● **What this task involves**: Lines with the word "Code" are the ones wanted. Copy each of them from the entries below.

Top of Data

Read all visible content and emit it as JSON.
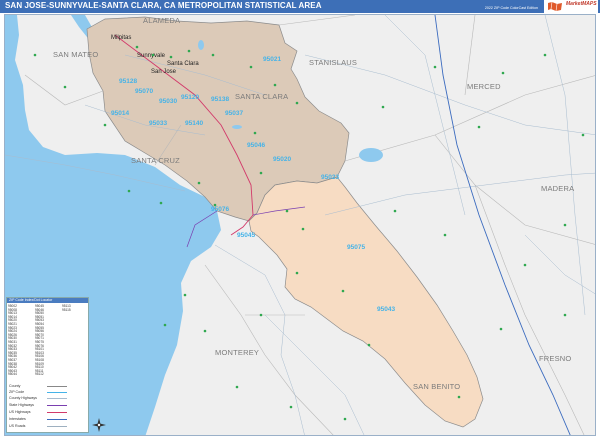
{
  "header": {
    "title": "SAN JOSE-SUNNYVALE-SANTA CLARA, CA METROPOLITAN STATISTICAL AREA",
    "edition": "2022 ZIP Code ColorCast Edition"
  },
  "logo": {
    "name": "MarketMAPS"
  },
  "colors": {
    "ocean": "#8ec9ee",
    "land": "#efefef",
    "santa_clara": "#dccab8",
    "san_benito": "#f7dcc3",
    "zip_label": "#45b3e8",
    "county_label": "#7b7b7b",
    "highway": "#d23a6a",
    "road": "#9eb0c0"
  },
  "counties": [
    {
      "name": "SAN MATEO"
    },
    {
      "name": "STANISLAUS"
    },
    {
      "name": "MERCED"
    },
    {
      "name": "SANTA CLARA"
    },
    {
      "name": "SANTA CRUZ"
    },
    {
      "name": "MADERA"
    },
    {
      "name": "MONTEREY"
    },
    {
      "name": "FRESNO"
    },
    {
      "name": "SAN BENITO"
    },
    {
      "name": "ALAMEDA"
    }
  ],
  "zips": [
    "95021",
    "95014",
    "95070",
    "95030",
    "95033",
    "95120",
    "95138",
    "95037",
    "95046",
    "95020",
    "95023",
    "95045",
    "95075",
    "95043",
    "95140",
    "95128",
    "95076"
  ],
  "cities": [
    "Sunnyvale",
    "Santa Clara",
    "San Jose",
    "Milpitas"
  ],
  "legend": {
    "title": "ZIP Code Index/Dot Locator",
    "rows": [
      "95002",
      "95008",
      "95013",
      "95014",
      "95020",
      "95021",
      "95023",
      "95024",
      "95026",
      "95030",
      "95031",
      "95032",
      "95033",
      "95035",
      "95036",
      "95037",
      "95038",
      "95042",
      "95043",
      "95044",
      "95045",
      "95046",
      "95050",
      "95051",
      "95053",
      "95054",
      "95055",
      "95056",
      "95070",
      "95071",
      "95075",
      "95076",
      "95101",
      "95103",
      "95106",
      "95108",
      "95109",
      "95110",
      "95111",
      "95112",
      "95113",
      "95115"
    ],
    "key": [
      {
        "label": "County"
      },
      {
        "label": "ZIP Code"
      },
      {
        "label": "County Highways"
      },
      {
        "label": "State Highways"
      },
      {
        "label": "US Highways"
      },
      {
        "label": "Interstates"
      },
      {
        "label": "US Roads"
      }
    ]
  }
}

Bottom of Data

● **Task response**:
    "edition": "2022 ZIP Code ColorCast Edition"
    "title": "ZIP Code Index/Dot Locator",
        "label": "ZIP Code"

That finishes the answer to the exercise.